Corbyn makes more or less this point himself. In Bristol last Saturday he said, “For the past 14 years, Britain has been at the centre of a succession of disastrous wars that have brought devastation to large parts of the wider Middle East.
“They have increased, not diminished, the threats to our own national security.”
But overall his approach has been much too equivocal. This is evident not only in his ducking and diving over shoot-to-kill. More fundamentally, Corbyn has said “any military response” to Paris must have “not only consent, but support of the international community and, crucially, legality from the United Nations”.
This is not the position that he, along with Tony Benn, the Campaign for Nuclear Disarmament, and the Socialist Workers Party, took over the 1991 Gulf War. We all opposed the military action, even though it was authorised by a UN Security Council Resolution 678 in November 1990.
The anti-war movement in Britain has consistently argued that UN “legality” can’t make a bad war good. We oppose continuing the cycle of military intervention and terrorist atrocity that drags us into worse and worse disasters.
The UN Security Council on Friday of last week passed a resolution calling on member states “to take all necessary measures” against Isis. This pulls the rug from under Corbyn.
This muddle points to the danger that his concessions to the right can weaken the left as a whole.
Of course, we all want to support Corbyn’s struggle to change Labour. This, presumably, is why Left Unity took the decision that they did. But this can’t mean simply defending his hesitations.
Corbyn’s strength remains his popular support. The New Statesman conceded that, because of Blairite resignations, “the party has moved leftwards since the Labour leadership election. Were Corbyn to be challenged and defend his position, many believe he would win an even larger victory.”
Instead of manoeuvring to appease the unappeasable right, Corbyn should start laying down the law to them.

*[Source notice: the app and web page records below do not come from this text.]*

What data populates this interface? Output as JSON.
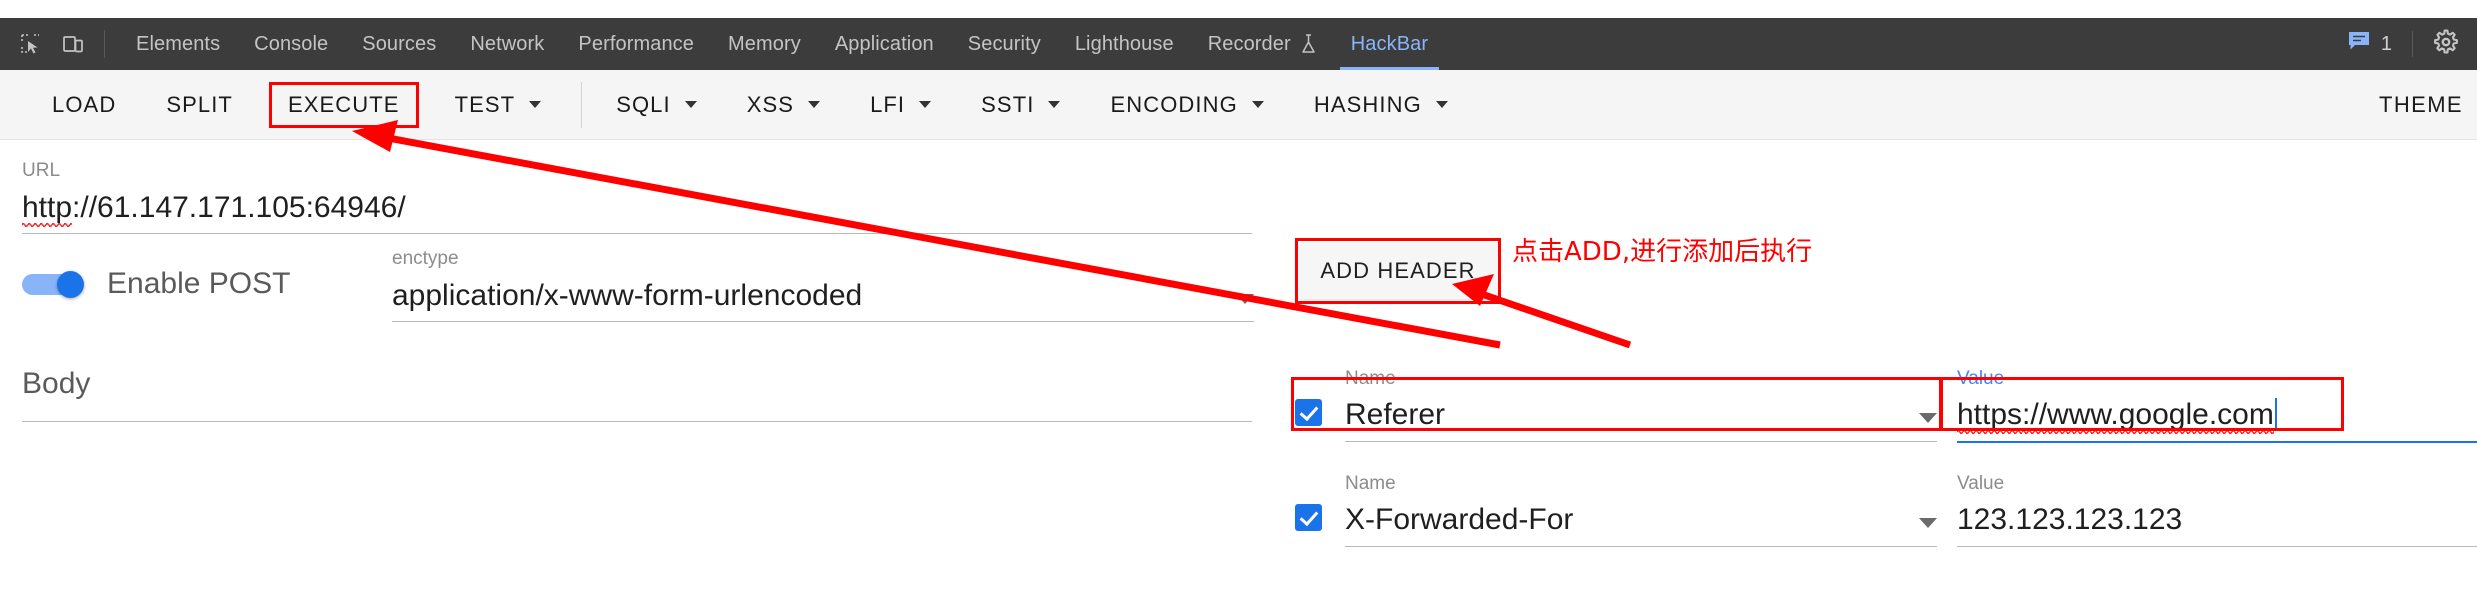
{
  "devtools": {
    "icons": [
      {
        "name": "inspect-element-icon"
      },
      {
        "name": "device-toolbar-icon"
      }
    ],
    "tabs": [
      {
        "label": "Elements",
        "active": false
      },
      {
        "label": "Console",
        "active": false
      },
      {
        "label": "Sources",
        "active": false
      },
      {
        "label": "Network",
        "active": false
      },
      {
        "label": "Performance",
        "active": false
      },
      {
        "label": "Memory",
        "active": false
      },
      {
        "label": "Application",
        "active": false
      },
      {
        "label": "Security",
        "active": false
      },
      {
        "label": "Lighthouse",
        "active": false
      },
      {
        "label": "Recorder",
        "active": false,
        "icon": "flask-icon"
      },
      {
        "label": "HackBar",
        "active": true
      }
    ],
    "message_count": "1",
    "message_icon": "message-icon",
    "settings_icon": "gear-icon",
    "bar_bg": "#3c3c3c",
    "active_color": "#8ab4f8"
  },
  "toolbar": {
    "buttons": [
      {
        "label": "LOAD",
        "dropdown": false,
        "highlighted": false
      },
      {
        "label": "SPLIT",
        "dropdown": false,
        "highlighted": false
      },
      {
        "label": "EXECUTE",
        "dropdown": false,
        "highlighted": true
      },
      {
        "label": "TEST",
        "dropdown": true,
        "highlighted": false
      }
    ],
    "buttons2": [
      {
        "label": "SQLI",
        "dropdown": true
      },
      {
        "label": "XSS",
        "dropdown": true
      },
      {
        "label": "LFI",
        "dropdown": true
      },
      {
        "label": "SSTI",
        "dropdown": true
      },
      {
        "label": "ENCODING",
        "dropdown": true
      },
      {
        "label": "HASHING",
        "dropdown": true
      }
    ],
    "theme_label": "THEME",
    "highlight_color": "#ff0000"
  },
  "form": {
    "url": {
      "label": "URL",
      "value_prefix": "http",
      "value_rest": "://61.147.171.105:64946/",
      "misspelled": true
    },
    "post_toggle": {
      "label": "Enable POST",
      "enabled": true
    },
    "enctype": {
      "label": "enctype",
      "value": "application/x-www-form-urlencoded",
      "caret_icon": "chevron-down-icon"
    },
    "body": {
      "label": "Body",
      "value": ""
    },
    "add_header_button": {
      "label": "ADD HEADER",
      "highlighted": true
    },
    "headers": [
      {
        "checked": true,
        "name_label": "Name",
        "name_value": "Referer",
        "name_caret_icon": "chevron-down-icon",
        "value_label": "Value",
        "value_prefix": "https",
        "value_rest": "://www.google.com",
        "value_focused": true,
        "name_label_focused": false,
        "value_label_focused": true,
        "highlighted": true,
        "cursor": true
      },
      {
        "checked": true,
        "name_label": "Name",
        "name_value": "X-Forwarded-For",
        "name_caret_icon": "chevron-down-icon",
        "value_label": "Value",
        "value_prefix": "123.123.123.123",
        "value_rest": "",
        "value_focused": false,
        "name_label_focused": false,
        "value_label_focused": false,
        "highlighted": false,
        "cursor": false
      }
    ]
  },
  "annotations": {
    "note_cn": "点击ADD,进行添加后执行",
    "color": "#ff0000",
    "arrow_from_execute": "arrow-pointing-to-execute-button",
    "arrow_to_referer": "arrow-pointing-to-referer-row"
  }
}
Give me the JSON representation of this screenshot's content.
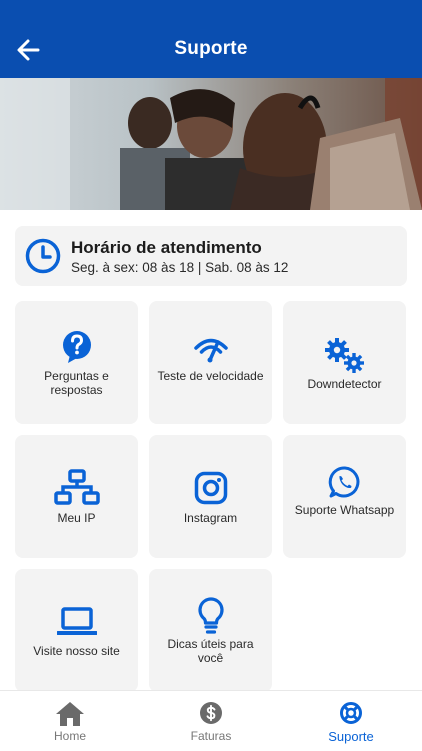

His current strategy seems to be to transform Labour into a socialist party with the agreement of the Blairite holdovers. This is an inner-party version of the reformist project of changing society with the consent of the ruling class.
It doesn’t work on the larger scale and it won’t work within Labour.